Study material:

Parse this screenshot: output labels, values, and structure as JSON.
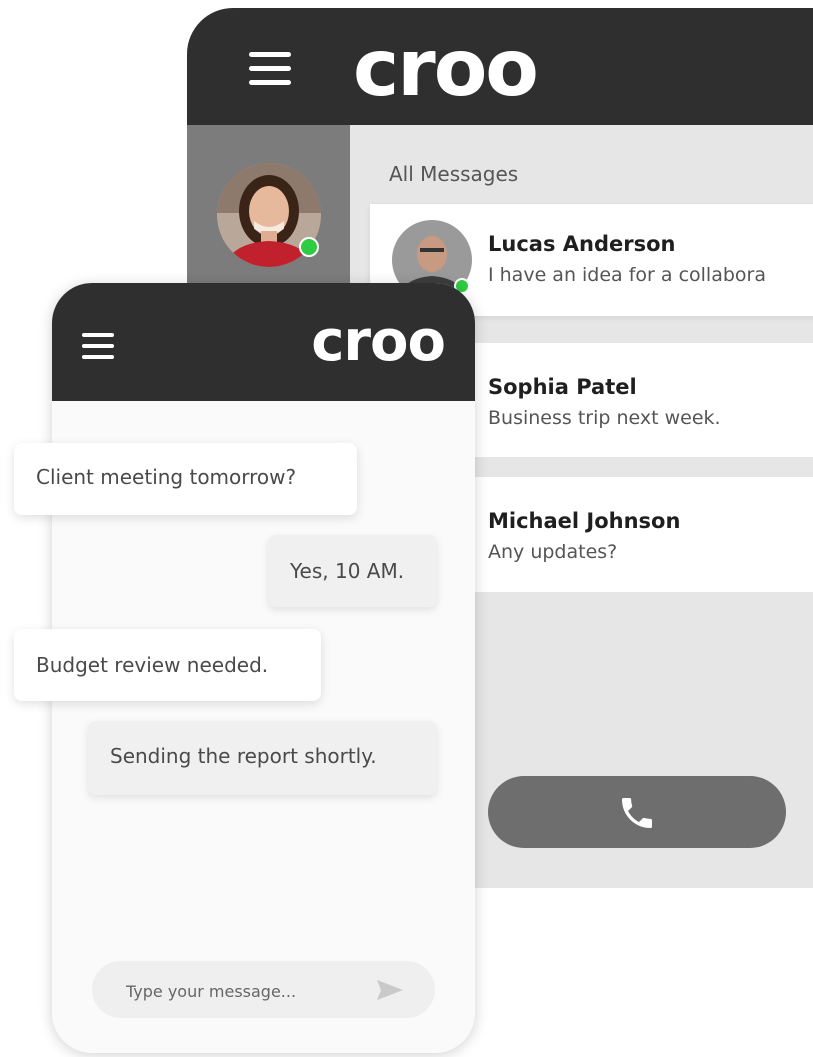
{
  "desktop": {
    "logo": "croo",
    "section_title": "All Messages",
    "conversations": [
      {
        "name": "Lucas Anderson",
        "preview": "I have an idea for a collabora",
        "online": true
      },
      {
        "name": "Sophia Patel",
        "preview": "Business trip next week."
      },
      {
        "name": "Michael Johnson",
        "preview": "Any updates?"
      }
    ],
    "current_user": {
      "online": true
    },
    "icons": [
      "hamburger-icon",
      "phone-icon"
    ]
  },
  "mobile": {
    "logo": "croo",
    "messages": [
      {
        "direction": "in",
        "text": "Client meeting tomorrow?"
      },
      {
        "direction": "out",
        "text": "Yes, 10 AM."
      },
      {
        "direction": "in",
        "text": "Budget review needed."
      },
      {
        "direction": "out",
        "text": "Sending the report shortly."
      }
    ],
    "input": {
      "placeholder": "Type your message..."
    },
    "icons": [
      "hamburger-icon",
      "send-icon"
    ]
  },
  "colors": {
    "header": "#2f2f2f",
    "sidebar": "#7c7c7c",
    "online": "#2ecc40",
    "call_button": "#6e6e6e"
  }
}
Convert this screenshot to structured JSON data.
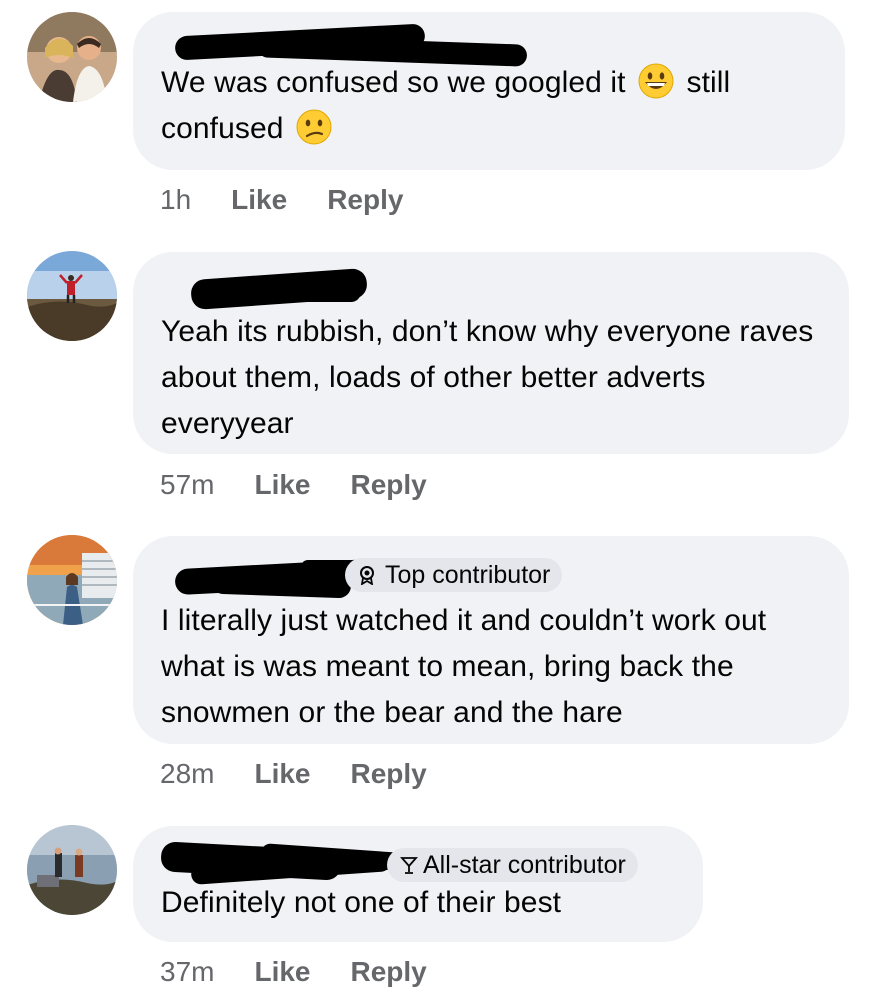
{
  "comments": [
    {
      "text_line1": "We was confused so we googled it",
      "text_after_emoji": "still",
      "text_line2": "confused",
      "emoji1": "grinning-face-emoji",
      "emoji2": "confused-face-emoji",
      "time": "1h",
      "like": "Like",
      "reply": "Reply"
    },
    {
      "text": "Yeah its rubbish, don’t know why everyone raves about them, loads of other better adverts everyyear",
      "time": "57m",
      "like": "Like",
      "reply": "Reply"
    },
    {
      "badge": "Top contributor",
      "text": "I literally just watched it and couldn’t work out what is was meant to mean, bring back the snowmen or the bear and the hare",
      "time": "28m",
      "like": "Like",
      "reply": "Reply"
    },
    {
      "badge": "All-star contributor",
      "text": "Definitely not one of their best",
      "time": "37m",
      "like": "Like",
      "reply": "Reply"
    }
  ],
  "colors": {
    "bubble": "#f0f2f5",
    "badge": "#e4e6eb",
    "meta": "#65676b",
    "text": "#050505"
  }
}
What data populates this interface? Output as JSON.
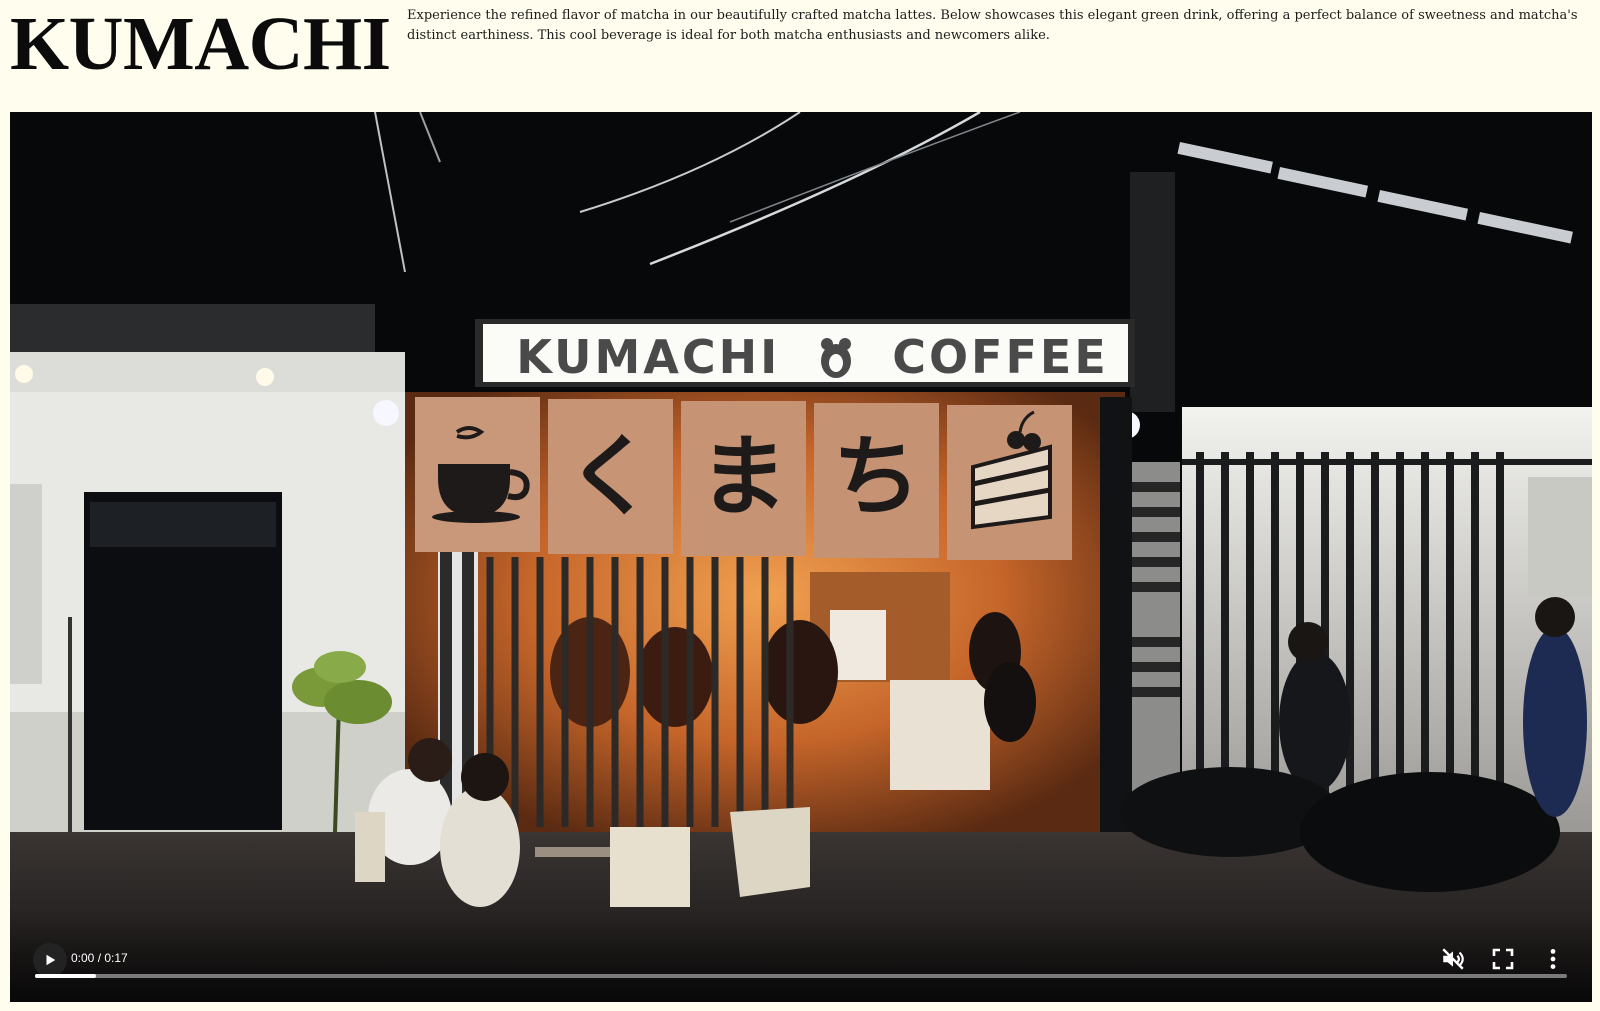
{
  "header": {
    "brand": "KUMACHI",
    "description": "Experience the refined flavor of matcha in our beautifully crafted matcha lattes. Below showcases this elegant green drink, offering a perfect balance of sweetness and matcha's distinct earthiness. This cool beverage is ideal for both matcha enthusiasts and newcomers alike."
  },
  "video": {
    "sign_left": "KUMACHI",
    "sign_right": "COFFEE",
    "curtain_glyphs": [
      "く",
      "ま",
      "ち"
    ],
    "controls": {
      "time": "0:00 / 0:17",
      "progress_fraction": 0.04,
      "play_icon": "play-icon",
      "mute_icon": "volume-muted-icon",
      "fullscreen_icon": "fullscreen-icon",
      "more_icon": "more-vert-icon"
    }
  },
  "colors": {
    "page_background": "#fffdee",
    "interior_glow": "#d9772c",
    "curtain": "#c49372"
  }
}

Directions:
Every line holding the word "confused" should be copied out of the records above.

Task response:
      "text_line1": "We was confused so we googled it",
      "text_line2": "confused",
      "emoji2": "confused-face-emoji",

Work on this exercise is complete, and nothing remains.